Return, verbatim and in full, the records that follow, but not their pictures.

[Records to process — start]

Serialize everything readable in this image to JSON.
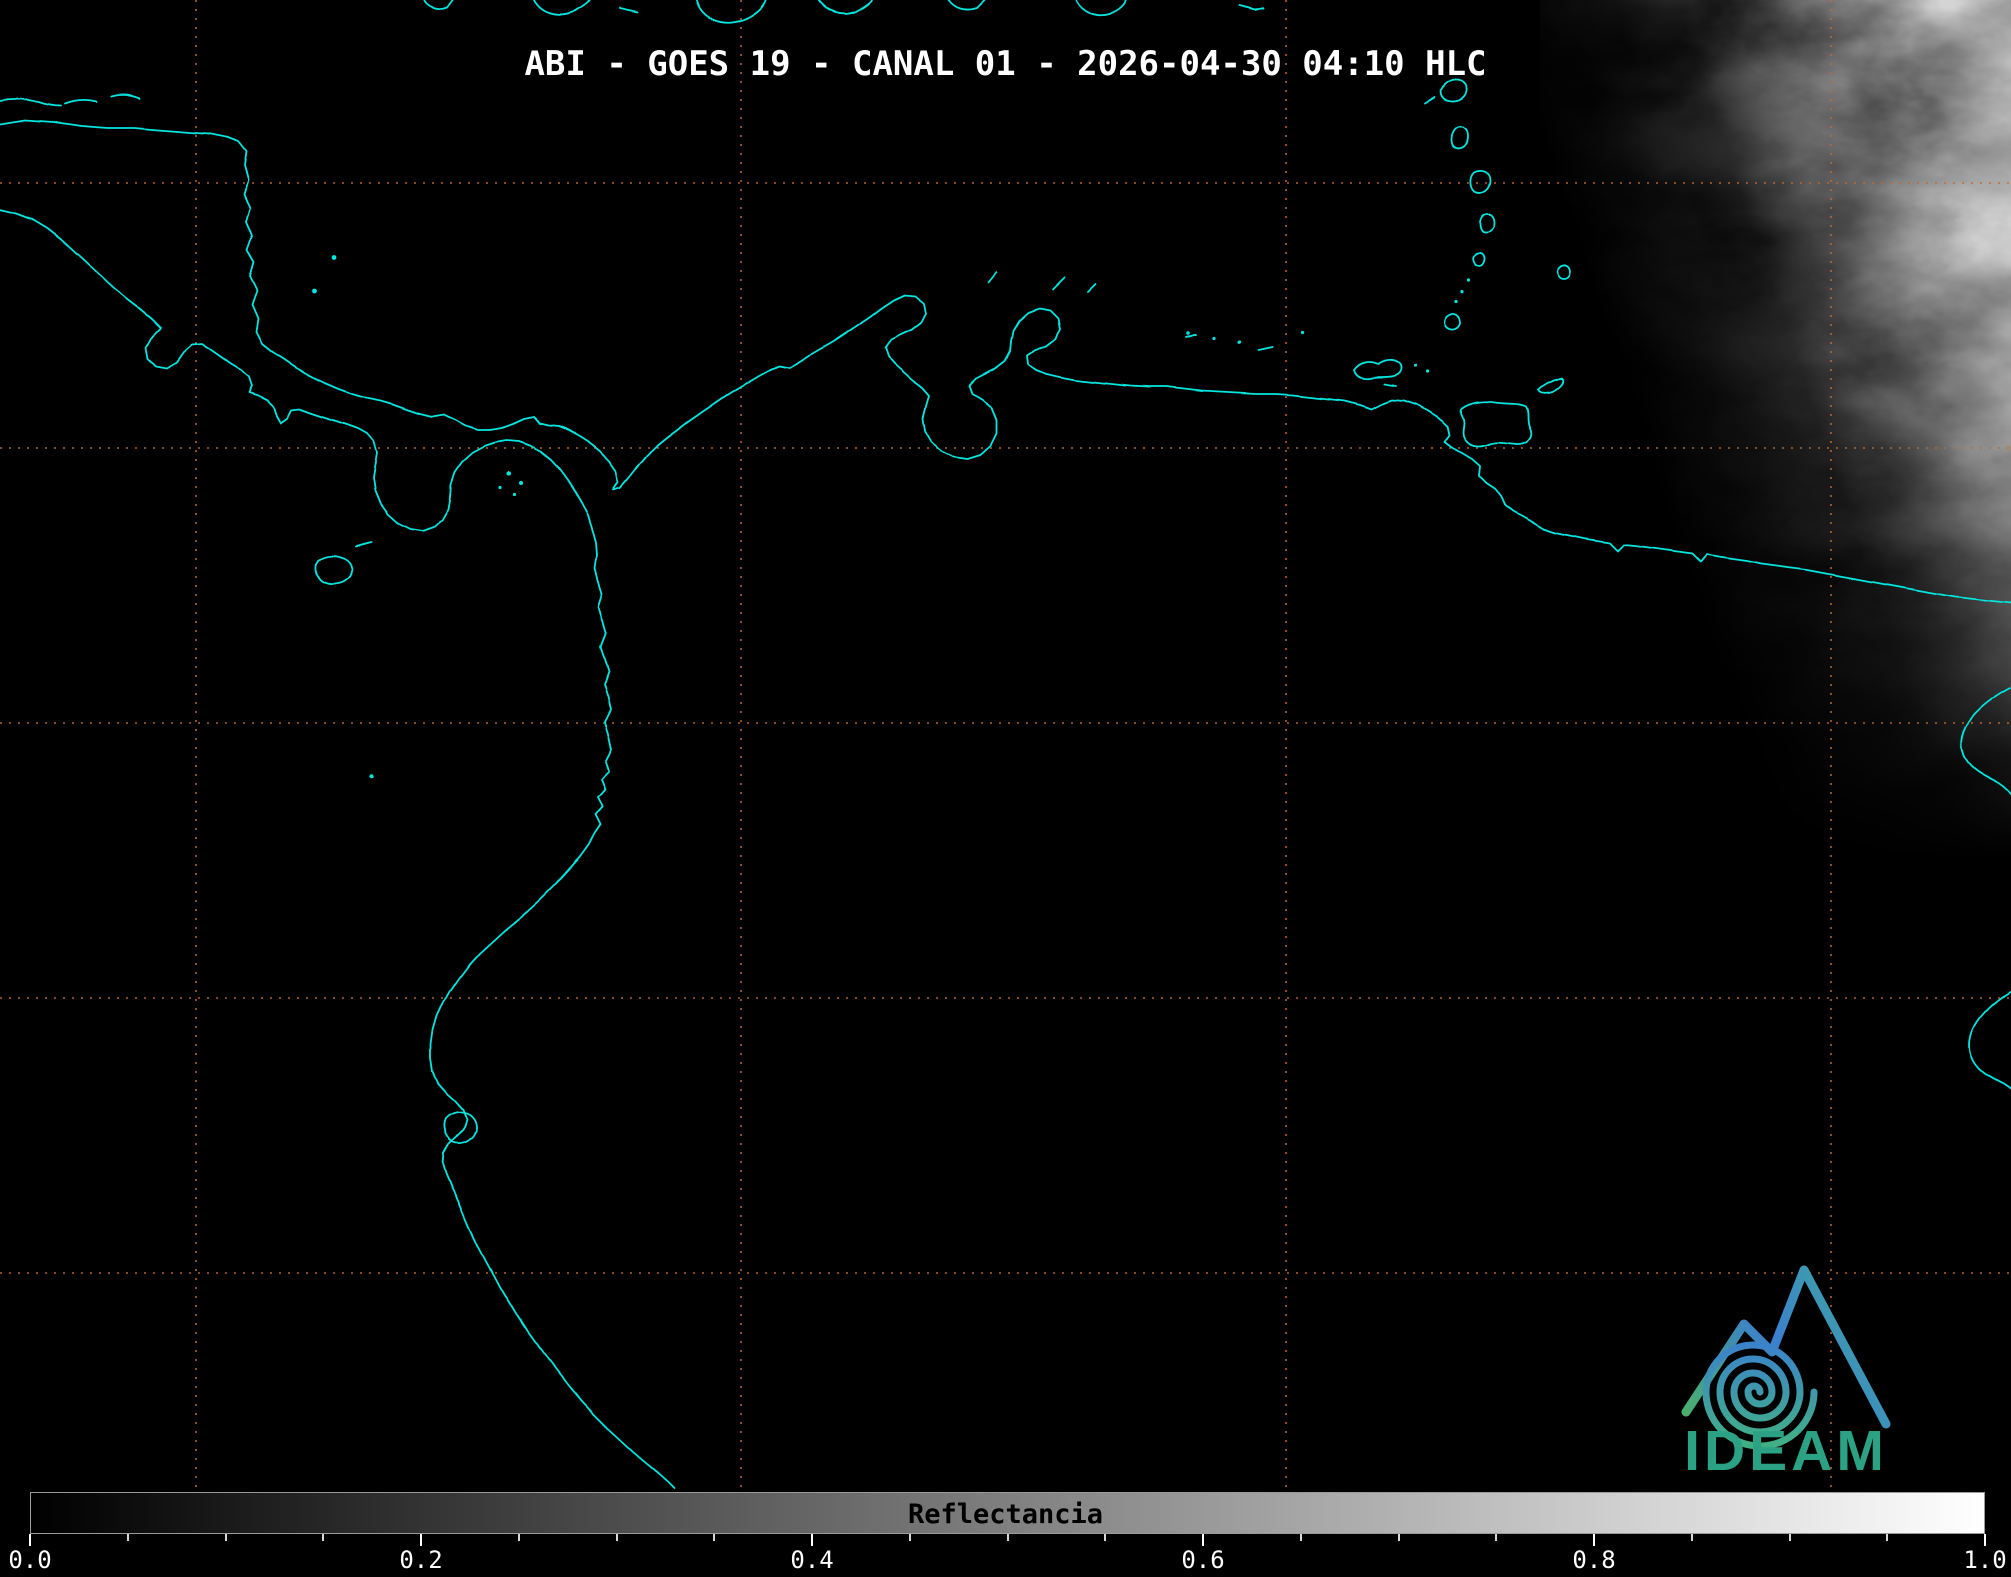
{
  "header": {
    "title": "ABI - GOES 19 - CANAL 01 - 2026-04-30 04:10 HLC"
  },
  "colorbar": {
    "label": "Reflectancia",
    "ticks": [
      "0.0",
      "0.2",
      "0.4",
      "0.6",
      "0.8",
      "1.0"
    ],
    "tick_values": [
      0,
      0.2,
      0.4,
      0.6,
      0.8,
      1.0
    ],
    "minor_tick_step": 0.05,
    "gradient_start": "#000000",
    "gradient_end": "#ffffff"
  },
  "branding": {
    "logo_text": "IDEAM",
    "logo_color": "#2ba284"
  },
  "map": {
    "coastline_color": "#00e6e0",
    "grid_color": "#c06a2c",
    "background": "#000000"
  }
}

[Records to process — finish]

**Result:**
Serialize everything readable in this image to JSON.
{
  "header": {
    "title": "ABI - GOES 19 - CANAL 01 - 2026-04-30 04:10 HLC"
  },
  "colorbar": {
    "label": "Reflectancia",
    "ticks": [
      "0.0",
      "0.2",
      "0.4",
      "0.6",
      "0.8",
      "1.0"
    ],
    "tick_values": [
      0,
      0.2,
      0.4,
      0.6,
      0.8,
      1.0
    ],
    "minor_tick_step": 0.05,
    "gradient_start": "#000000",
    "gradient_end": "#ffffff"
  },
  "branding": {
    "logo_text": "IDEAM",
    "logo_color": "#2ba284"
  },
  "map": {
    "coastline_color": "#00e6e0",
    "grid_color": "#c06a2c",
    "background": "#000000"
  }
}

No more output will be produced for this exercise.